To be certified organic in the U.S., agricultural products must meet certain standards set by the U.S. Department o Agriculture (USDA) which include production practices, treatment, and even transportation of organic products. For example, they must be grown in safe soil and have no bioengineered genes, and they cannot have been treated with chemical additives, growth hormones, antibiotics, or sewage-sludge based fertizers. They must also be kept separate from non-organic agricultural products.
When it comes to grocery store items that contain agricultural products, however, labeling gets a little complicated.
Thanks to heavy lobbying by large-scale productions for amendments and exceptions to the use of the organic label, the word “organic” has become somewhat diluted. Amendments to the term—which have allowed those large-scale prouctions to capitalize on increasing consumer demand for organic products without meeting the full criteria—have tasked consumers with deciphering labels. Unless you know the difference, you could be getting more than you paid for.
Here’s a breakdown:
These are foods that are completely organic or made with 100 percent organic ingredients. This is what most consumers expect when they think organic, but not always what they get. These foods are legally permitted to use the USDA's certified organic seal (pictured left) because they have met all criteria set forth by the USDA.
Organic foods are those that contain at least 95 percent organic ingredients, with the remaining 5 percent of ingredients limited to those that appear on the USDA's National List of Allowable and Prohibited Materials (find more information about that list here.) Organic items are also legally allowed to display the USDA seal.
Made With Organic Ingredients
Foods with a “made with organic ingredients” label must contain at least 70 percent organic ingredients, but are not fully organic and cannot legally display the USDA organic seal. It’s common, however, for packaging on these foods to list specific organic ingredients on the front of the package; e.g., “made with organic corn"—an advertising technique that can be confusing to consumers.
Contains Organic Ingredients

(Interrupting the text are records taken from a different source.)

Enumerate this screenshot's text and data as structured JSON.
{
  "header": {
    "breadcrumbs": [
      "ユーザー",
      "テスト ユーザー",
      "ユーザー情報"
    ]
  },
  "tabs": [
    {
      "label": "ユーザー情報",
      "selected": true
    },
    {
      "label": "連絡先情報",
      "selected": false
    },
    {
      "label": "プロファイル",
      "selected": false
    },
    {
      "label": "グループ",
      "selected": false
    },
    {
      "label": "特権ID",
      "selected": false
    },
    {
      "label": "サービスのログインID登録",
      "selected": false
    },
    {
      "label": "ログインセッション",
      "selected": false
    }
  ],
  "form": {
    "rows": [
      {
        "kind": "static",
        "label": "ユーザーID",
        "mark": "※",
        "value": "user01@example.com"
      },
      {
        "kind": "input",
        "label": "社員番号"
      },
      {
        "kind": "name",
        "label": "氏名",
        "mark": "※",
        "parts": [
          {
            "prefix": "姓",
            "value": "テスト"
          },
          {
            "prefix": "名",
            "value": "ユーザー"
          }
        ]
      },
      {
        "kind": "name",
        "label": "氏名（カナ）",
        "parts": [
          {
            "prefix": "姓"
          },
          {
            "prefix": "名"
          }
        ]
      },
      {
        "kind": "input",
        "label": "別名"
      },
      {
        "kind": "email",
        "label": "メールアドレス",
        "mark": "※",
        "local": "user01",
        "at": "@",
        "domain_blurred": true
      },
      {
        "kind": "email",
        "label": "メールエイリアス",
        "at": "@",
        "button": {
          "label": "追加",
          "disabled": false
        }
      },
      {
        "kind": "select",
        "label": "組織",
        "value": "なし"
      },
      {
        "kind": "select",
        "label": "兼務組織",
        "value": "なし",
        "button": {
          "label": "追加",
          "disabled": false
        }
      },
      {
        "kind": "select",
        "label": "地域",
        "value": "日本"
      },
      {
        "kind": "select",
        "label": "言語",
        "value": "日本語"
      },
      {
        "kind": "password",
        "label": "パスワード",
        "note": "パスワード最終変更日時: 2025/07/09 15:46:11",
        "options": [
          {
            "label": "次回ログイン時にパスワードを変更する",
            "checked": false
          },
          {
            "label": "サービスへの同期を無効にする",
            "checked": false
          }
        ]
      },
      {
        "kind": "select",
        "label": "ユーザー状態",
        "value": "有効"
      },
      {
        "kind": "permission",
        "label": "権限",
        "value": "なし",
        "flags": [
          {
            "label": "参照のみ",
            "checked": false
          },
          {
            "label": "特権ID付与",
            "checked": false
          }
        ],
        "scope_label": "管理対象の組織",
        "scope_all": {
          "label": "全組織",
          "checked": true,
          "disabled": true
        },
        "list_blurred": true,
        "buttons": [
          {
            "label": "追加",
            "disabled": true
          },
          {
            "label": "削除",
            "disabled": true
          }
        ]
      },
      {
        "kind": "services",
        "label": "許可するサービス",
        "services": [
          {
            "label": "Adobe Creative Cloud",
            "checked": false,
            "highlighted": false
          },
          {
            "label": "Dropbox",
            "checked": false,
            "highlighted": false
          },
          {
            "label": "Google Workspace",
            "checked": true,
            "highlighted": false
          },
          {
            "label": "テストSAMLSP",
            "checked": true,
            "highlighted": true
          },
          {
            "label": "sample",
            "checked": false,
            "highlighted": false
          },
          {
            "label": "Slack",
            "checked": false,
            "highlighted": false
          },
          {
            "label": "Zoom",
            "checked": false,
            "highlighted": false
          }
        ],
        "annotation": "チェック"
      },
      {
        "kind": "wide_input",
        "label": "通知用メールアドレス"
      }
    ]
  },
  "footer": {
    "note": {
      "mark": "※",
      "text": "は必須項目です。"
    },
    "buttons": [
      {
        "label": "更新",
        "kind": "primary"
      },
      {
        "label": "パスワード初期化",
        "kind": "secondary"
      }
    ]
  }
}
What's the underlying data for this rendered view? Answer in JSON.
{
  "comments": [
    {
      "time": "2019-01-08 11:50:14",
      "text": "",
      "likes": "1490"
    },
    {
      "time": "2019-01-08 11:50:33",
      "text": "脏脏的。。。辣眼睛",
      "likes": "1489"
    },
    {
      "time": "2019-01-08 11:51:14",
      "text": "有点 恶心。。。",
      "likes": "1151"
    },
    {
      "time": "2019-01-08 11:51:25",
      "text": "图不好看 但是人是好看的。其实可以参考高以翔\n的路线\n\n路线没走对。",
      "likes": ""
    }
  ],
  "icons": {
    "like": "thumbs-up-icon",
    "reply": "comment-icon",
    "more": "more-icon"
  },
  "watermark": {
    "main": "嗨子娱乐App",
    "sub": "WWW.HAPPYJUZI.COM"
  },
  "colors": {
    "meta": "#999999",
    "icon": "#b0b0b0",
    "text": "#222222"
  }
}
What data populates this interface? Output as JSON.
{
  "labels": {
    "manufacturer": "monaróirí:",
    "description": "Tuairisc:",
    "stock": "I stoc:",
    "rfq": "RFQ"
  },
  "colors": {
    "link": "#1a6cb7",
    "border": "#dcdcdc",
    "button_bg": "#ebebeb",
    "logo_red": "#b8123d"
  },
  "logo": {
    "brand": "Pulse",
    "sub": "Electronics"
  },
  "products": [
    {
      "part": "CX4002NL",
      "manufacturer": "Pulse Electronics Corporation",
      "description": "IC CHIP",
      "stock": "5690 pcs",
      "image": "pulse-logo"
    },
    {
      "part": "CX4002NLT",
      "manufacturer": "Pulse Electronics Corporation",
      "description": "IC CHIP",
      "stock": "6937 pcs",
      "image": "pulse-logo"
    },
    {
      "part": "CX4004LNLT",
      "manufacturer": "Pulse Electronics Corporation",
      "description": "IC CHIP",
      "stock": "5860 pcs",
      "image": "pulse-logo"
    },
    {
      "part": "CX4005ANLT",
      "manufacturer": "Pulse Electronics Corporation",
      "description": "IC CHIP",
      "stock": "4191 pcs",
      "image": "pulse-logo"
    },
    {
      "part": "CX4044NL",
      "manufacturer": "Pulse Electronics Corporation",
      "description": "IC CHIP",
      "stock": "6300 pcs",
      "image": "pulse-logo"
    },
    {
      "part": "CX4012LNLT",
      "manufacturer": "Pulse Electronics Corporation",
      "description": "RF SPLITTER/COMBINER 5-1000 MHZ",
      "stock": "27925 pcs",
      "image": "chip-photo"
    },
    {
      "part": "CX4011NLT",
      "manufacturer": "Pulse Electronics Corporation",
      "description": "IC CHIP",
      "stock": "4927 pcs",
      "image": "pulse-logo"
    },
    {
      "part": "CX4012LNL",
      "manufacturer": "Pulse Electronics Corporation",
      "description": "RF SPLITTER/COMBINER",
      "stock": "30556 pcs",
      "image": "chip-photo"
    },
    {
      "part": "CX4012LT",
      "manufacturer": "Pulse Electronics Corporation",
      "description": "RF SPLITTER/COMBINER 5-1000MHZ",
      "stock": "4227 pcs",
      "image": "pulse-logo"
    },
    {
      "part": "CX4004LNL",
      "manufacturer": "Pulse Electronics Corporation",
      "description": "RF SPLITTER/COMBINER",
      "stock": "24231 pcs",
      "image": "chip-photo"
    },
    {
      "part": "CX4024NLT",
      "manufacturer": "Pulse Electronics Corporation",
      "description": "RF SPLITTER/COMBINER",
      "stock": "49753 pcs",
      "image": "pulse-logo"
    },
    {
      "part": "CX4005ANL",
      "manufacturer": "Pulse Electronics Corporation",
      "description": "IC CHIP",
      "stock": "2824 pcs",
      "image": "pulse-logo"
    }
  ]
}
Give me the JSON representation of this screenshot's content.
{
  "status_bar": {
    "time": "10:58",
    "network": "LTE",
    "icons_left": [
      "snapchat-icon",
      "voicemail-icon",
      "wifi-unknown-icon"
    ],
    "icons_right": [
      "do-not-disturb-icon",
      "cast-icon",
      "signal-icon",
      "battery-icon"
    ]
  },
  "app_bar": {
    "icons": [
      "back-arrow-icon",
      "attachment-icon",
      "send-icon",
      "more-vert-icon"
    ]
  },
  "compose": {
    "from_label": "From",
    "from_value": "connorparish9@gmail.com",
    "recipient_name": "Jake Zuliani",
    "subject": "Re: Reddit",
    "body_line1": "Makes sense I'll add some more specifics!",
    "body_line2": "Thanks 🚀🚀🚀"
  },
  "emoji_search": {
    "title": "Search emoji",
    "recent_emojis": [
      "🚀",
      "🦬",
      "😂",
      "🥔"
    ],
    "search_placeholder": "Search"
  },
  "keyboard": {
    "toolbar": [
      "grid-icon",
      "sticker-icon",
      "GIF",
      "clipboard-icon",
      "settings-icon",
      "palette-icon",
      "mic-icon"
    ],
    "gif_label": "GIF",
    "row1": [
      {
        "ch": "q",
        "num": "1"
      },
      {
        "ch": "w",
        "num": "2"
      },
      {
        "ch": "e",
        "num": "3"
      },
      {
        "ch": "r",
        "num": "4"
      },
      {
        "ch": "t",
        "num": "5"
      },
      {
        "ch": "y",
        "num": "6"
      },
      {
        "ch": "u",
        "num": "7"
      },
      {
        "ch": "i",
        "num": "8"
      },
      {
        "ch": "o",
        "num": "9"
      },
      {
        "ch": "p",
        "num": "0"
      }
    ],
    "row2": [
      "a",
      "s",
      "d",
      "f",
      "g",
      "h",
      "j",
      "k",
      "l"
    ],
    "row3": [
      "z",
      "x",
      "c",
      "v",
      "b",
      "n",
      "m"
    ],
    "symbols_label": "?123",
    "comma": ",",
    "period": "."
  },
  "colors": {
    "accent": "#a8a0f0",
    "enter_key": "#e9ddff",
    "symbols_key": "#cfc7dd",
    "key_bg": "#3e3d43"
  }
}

These are food items that contain less than 70 percent organic ingredients. They do not display the USDA seal but may list specific organic ingredients on the information panel of the package. However, these products cannot advertise their organic ingreients to consumers like "made with organic ingredients" items can.